[Dataset excerpts]
-----
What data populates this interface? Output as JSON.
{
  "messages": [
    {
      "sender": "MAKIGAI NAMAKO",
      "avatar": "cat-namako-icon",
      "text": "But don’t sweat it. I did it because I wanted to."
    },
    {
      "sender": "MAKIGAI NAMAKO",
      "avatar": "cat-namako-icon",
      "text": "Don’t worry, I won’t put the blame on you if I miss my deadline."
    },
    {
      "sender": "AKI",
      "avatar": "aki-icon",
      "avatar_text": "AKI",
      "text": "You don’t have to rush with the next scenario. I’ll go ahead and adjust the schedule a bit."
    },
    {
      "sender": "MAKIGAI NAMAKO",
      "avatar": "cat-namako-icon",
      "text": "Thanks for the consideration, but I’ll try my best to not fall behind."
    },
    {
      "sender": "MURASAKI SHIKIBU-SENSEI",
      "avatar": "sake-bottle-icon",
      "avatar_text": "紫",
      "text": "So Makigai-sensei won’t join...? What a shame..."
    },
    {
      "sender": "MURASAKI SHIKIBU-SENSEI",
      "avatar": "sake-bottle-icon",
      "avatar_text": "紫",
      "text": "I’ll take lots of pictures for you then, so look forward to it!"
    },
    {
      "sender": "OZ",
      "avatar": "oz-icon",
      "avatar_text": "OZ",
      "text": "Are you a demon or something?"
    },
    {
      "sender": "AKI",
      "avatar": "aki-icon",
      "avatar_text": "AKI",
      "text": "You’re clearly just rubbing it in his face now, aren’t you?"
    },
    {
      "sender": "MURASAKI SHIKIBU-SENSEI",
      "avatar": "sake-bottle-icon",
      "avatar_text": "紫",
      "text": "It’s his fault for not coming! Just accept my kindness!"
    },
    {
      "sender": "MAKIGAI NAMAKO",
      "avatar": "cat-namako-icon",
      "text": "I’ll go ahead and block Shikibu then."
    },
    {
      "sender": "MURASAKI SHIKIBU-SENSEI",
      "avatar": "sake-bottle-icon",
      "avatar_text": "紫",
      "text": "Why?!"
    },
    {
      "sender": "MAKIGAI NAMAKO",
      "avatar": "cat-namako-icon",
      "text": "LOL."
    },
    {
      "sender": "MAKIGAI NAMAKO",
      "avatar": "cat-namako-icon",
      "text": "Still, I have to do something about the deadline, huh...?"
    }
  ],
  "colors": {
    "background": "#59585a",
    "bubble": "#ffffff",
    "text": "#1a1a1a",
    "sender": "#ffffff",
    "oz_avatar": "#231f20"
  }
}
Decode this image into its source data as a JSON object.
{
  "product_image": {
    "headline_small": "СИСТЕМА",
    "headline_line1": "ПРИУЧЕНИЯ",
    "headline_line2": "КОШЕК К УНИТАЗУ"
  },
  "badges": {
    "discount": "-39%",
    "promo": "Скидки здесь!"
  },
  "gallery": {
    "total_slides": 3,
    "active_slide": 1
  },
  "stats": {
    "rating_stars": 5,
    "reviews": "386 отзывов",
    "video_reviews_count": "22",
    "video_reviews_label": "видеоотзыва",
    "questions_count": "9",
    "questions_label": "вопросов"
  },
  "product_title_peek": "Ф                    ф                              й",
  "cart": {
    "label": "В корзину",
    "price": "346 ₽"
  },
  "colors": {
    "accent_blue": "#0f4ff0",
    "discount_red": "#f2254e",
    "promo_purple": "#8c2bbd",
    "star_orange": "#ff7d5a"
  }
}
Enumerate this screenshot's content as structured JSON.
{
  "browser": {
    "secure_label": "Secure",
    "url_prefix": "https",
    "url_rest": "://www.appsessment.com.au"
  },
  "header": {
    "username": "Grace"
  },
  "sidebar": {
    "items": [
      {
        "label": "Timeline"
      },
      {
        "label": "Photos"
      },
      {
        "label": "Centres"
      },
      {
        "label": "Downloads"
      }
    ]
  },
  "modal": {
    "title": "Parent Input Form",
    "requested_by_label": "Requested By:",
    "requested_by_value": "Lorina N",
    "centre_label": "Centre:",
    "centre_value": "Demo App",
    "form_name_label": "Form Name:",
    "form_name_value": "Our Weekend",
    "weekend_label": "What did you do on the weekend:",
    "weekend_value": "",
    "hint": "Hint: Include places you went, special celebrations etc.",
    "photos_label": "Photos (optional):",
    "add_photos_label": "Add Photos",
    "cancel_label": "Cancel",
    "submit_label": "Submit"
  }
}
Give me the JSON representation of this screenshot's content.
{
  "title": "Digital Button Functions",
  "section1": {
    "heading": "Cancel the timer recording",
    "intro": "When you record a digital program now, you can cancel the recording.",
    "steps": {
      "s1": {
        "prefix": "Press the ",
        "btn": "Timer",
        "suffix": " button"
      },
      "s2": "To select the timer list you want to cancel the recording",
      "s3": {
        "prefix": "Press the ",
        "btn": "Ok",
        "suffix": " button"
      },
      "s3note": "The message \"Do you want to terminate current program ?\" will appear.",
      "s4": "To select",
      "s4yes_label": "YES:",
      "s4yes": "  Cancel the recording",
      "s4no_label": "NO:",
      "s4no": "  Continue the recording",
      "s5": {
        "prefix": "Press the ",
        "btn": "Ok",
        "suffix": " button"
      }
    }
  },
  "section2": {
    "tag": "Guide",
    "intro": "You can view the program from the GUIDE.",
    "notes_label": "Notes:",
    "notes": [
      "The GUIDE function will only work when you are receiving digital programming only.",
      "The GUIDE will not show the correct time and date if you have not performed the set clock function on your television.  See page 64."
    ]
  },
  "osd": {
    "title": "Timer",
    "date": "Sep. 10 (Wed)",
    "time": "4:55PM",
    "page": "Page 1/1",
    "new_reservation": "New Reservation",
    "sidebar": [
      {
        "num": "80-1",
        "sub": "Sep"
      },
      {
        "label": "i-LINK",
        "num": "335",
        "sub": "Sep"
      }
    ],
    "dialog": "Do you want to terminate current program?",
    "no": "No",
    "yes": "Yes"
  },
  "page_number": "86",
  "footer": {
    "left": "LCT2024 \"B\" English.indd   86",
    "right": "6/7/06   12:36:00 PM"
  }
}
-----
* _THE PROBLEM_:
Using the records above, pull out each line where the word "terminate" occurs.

* _SOLUTION FOR THIS TASK_:
      "s3note": "The message \"Do you want to terminate current program ?\" will appear.",
    "dialog": "Do you want to terminate current program?",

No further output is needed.